## Records supplied

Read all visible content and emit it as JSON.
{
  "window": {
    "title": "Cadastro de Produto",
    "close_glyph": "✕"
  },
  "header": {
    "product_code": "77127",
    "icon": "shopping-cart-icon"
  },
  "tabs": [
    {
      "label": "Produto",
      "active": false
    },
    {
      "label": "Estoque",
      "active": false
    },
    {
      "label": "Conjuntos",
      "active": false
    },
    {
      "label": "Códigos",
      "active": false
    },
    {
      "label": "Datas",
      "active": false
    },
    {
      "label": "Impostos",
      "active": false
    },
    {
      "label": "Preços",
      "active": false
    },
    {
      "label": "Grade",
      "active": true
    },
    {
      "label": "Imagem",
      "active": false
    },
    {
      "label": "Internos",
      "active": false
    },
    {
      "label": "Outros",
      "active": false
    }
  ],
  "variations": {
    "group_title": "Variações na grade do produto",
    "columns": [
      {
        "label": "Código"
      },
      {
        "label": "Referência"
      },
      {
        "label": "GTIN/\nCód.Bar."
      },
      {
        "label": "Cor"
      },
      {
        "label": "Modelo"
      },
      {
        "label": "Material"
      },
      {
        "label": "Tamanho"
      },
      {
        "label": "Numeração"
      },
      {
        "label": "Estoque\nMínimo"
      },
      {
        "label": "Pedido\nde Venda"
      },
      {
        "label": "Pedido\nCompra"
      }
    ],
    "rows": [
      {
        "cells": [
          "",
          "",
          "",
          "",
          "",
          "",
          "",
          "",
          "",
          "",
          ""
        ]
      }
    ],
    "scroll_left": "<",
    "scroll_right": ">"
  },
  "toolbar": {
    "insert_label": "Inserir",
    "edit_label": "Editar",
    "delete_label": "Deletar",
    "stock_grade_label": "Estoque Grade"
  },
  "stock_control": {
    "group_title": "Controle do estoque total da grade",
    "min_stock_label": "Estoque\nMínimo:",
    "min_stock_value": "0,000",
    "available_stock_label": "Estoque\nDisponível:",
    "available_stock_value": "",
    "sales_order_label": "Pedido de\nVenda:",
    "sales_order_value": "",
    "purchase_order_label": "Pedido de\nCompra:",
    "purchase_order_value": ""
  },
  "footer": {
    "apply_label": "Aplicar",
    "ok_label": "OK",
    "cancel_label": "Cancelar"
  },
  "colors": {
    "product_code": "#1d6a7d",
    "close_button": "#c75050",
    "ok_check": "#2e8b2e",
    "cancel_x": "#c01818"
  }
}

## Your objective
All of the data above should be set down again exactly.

## Problem solution
Read all visible content and emit it as JSON.
{
  "window": {
    "title": "Cadastro de Produto",
    "close_glyph": "✕"
  },
  "header": {
    "product_code": "77127",
    "icon": "shopping-cart-icon"
  },
  "tabs": [
    {
      "label": "Produto",
      "active": false
    },
    {
      "label": "Estoque",
      "active": false
    },
    {
      "label": "Conjuntos",
      "active": false
    },
    {
      "label": "Códigos",
      "active": false
    },
    {
      "label": "Datas",
      "active": false
    },
    {
      "label": "Impostos",
      "active": false
    },
    {
      "label": "Preços",
      "active": false
    },
    {
      "label": "Grade",
      "active": true
    },
    {
      "label": "Imagem",
      "active": false
    },
    {
      "label": "Internos",
      "active": false
    },
    {
      "label": "Outros",
      "active": false
    }
  ],
  "variations": {
    "group_title": "Variações na grade do produto",
    "columns": [
      {
        "label": "Código"
      },
      {
        "label": "Referência"
      },
      {
        "label": "GTIN/\nCód.Bar."
      },
      {
        "label": "Cor"
      },
      {
        "label": "Modelo"
      },
      {
        "label": "Material"
      },
      {
        "label": "Tamanho"
      },
      {
        "label": "Numeração"
      },
      {
        "label": "Estoque\nMínimo"
      },
      {
        "label": "Pedido\nde Venda"
      },
      {
        "label": "Pedido\nCompra"
      }
    ],
    "rows": [
      {
        "cells": [
          "",
          "",
          "",
          "",
          "",
          "",
          "",
          "",
          "",
          "",
          ""
        ]
      }
    ],
    "scroll_left": "<",
    "scroll_right": ">"
  },
  "toolbar": {
    "insert_label": "Inserir",
    "edit_label": "Editar",
    "delete_label": "Deletar",
    "stock_grade_label": "Estoque Grade"
  },
  "stock_control": {
    "group_title": "Controle do estoque total da grade",
    "min_stock_label": "Estoque\nMínimo:",
    "min_stock_value": "0,000",
    "available_stock_label": "Estoque\nDisponível:",
    "available_stock_value": "",
    "sales_order_label": "Pedido de\nVenda:",
    "sales_order_value": "",
    "purchase_order_label": "Pedido de\nCompra:",
    "purchase_order_value": ""
  },
  "footer": {
    "apply_label": "Aplicar",
    "ok_label": "OK",
    "cancel_label": "Cancelar"
  },
  "colors": {
    "product_code": "#1d6a7d",
    "close_button": "#c75050",
    "ok_check": "#2e8b2e",
    "cancel_x": "#c01818"
  }
}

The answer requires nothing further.